Most importantly, the fireplace is ready to go. I’ve been saving old newspapers in my cellar for fire starting, gathering twigs and sawing fallen branches for tinder and kindling, and amassing a neat stack of split firewood in the garage. By the time I got all the boxes cleared out of my living room after the move and got my new furniture, it was well into spring and too late to use the fireplace, so this will be its maiden voyage, so to speak, unless I decide to give it a test run before then.
It’s natural around this time, at least for me, to start thinking about things for which I am thankful. The list is long; my life isn’t perfect, but I am fortunate in many ways. My family, health, and home are at the top of the list. I have wonderful friends. I have a job that I don’t particularly like, but it’s more than a lot of people can say right now. Yet despite—or maybe because off—my many blessings, the lone dark spot seems particularly obvious.
Why is it that matters of the heart manage to color everything else? I remember a time, not all that long ago, when my happiness made the whole world seem more beautiful. Now everything is drearier. Every social occasion reminds me of someone I wish were there but isn’t. Good news is blunted by the absence of the one person I most want to share it with, and burdens feel heavier without the sounding board I used to have. Mostly, I’m just lonely. I wish I could be satisfied with a substitute.

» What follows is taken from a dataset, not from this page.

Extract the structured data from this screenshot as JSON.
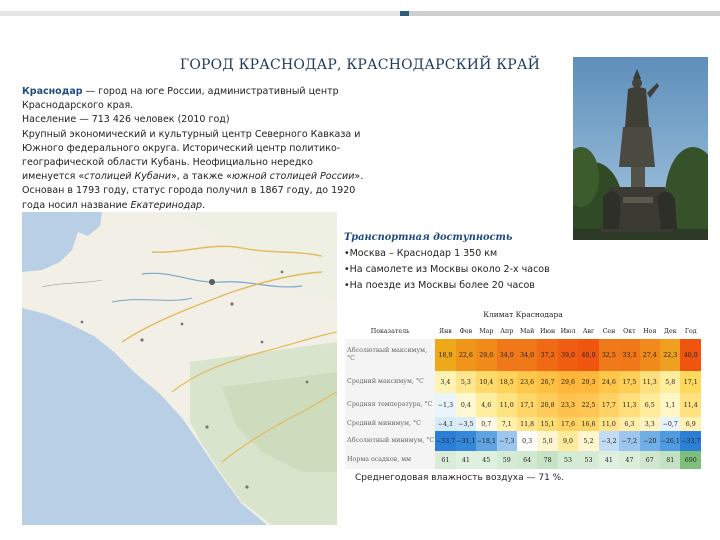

Fourteen months of this, with precious few bright spots, and no end in sight. You’d think it would get better. I wonder if I’m supposed to find comfort in knowing that, since I’ve survived a broken heart before, chances are that I’ll be able to do so again.
The January selection for my quarterly book group is a series of books collectively called The Hunger Games Trilogy by Suzanne Collins. The three books—The Hunger Games, Catching Fire, and Mockingjay—were written as “Young Adult” fiction but, much like the Harry Potter books, appeal to older people as well. I’ve already finished the series even before almost anyone else in the group has started. The ending of the third book gives me something to hang onto. The protagonist is trying to rebuild her life after a series of monumental physical, mental, and emotional trials.
What I need is the dandelion in the spring. The bright yellow that means rebirth instead of destruction. The promise that life can go on, no matter how bad our losses. That it can be good again.
[ . . . ]
That’s when I make a list in my head of every act of goodness I’ve seen someone do. It’s like a game. Repetitive. Even a little tedious after more than twenty years.
But there are much worse games to play.
I guess that’s what I’ll try to do, too. Maybe Thanksgiving will help.